NDB now lets customers manage hundreds of databases across Nutanix clusters on-premises or in the public cloud via Nutanix® Cloud Clusters (NC2) from a single management console and API.

New snapshot capabilities simplify database recovery from backup data hosted on any Nutanix cluster managed by NDB. This enables customers to tier their backups to storage-optimized Nutanix clusters and use these remotely hosted backups to restore their database or database clusters to a specific point in time.

In addition, NDB customers can now share their backup data with different users and groups. This makes it easy for a developer to access backup data that has been shared with them to create or refresh database clones in their test environments without help from DBA teams.

Finally, Nutanix Database Service 2.4 now empowers DBAs to extend backup policies so that database backups can be placed in any Nutanix cluster in an NDB multi cluster setup. With NDB 2.4, customers can store their backups across multiple Nutanix clusters and when needed, easily recover their database to a point in time, independent of whether the backup data is local to the database server or hosted on the remote Nutanix cluster. DBAs can also share their backup data securely with other people or groups by going to the entity sharing page in NDB, selecting a time machine, choosing the access level and recipient in just a few clicks. Once shared, developers can then login to NDB via the console or API, go to that shared Time Machine and start creating or refreshing clones in their own test environment.

These innovative features and consequential improvements have led customers like SB Technology Corp. and Semlex to rely on Nutanix Database Service for their hybrid multicloud database workloads. Take it on a free test drive today and visit our website to learn more.

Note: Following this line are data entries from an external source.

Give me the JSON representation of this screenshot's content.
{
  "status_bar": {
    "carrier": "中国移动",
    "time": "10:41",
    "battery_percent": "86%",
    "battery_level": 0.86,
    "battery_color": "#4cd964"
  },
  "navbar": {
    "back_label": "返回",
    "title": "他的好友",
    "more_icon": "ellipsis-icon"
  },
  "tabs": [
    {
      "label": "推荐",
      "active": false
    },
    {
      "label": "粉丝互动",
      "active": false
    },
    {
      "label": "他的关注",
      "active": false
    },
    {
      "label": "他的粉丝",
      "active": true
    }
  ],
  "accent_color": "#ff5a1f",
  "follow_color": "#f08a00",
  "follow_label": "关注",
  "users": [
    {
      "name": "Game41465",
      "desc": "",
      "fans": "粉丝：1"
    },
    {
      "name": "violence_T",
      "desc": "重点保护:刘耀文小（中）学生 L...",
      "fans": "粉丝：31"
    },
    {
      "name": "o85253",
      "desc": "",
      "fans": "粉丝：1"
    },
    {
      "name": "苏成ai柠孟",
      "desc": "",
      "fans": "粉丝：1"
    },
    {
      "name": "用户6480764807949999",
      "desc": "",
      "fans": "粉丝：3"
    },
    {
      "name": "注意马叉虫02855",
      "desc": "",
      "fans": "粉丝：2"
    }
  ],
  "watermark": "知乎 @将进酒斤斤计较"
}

© 2022 Nutanix, Inc. All rights reserved. Nutanix, the Nutanix logo and all Nutanix product, feature and service names mentioned herein are registered trademarks or trademarks of Nutanix, Inc. in the United States and other countries. Other brand names mentioned herein are for identification purposes only and may be the trademarks of their respective holder(s). This post may contain links to external websites that are not part of Nutanix does not control these sites and disclaims all responsibility for the content or accuracy of any external site. Our decision to link to an external site should not be considered an endorsement of any content on such a site. Certain information contained in this post may relate to or be based on studies, publications, surveys and other data obtained from third-party sources and our own internal estimates and research. While we believe these third-party studies, publications, surveys and other data are reliable as of the date of this post, they have not independently verified, and we make no representation as to the adequacy, fairness, accuracy, or completeness of any information obtained from third-party sources.

This post may contain express and implied forward-looking statements, which are not historical facts and are instead based on our current expectations, estimates and beliefs. The accuracy of such statements involves risks and uncertainties and depends upon future events, including those that may be beyond our control, and actual results may differ materially and adversely from those anticipated or implied by such statements. Any forward-looking statements included herein speak only as of the date hereof and, except as required by law, we assume no obligation to update or otherwise revise any of such forward-looking statements to reflect subsequent events or circumstances.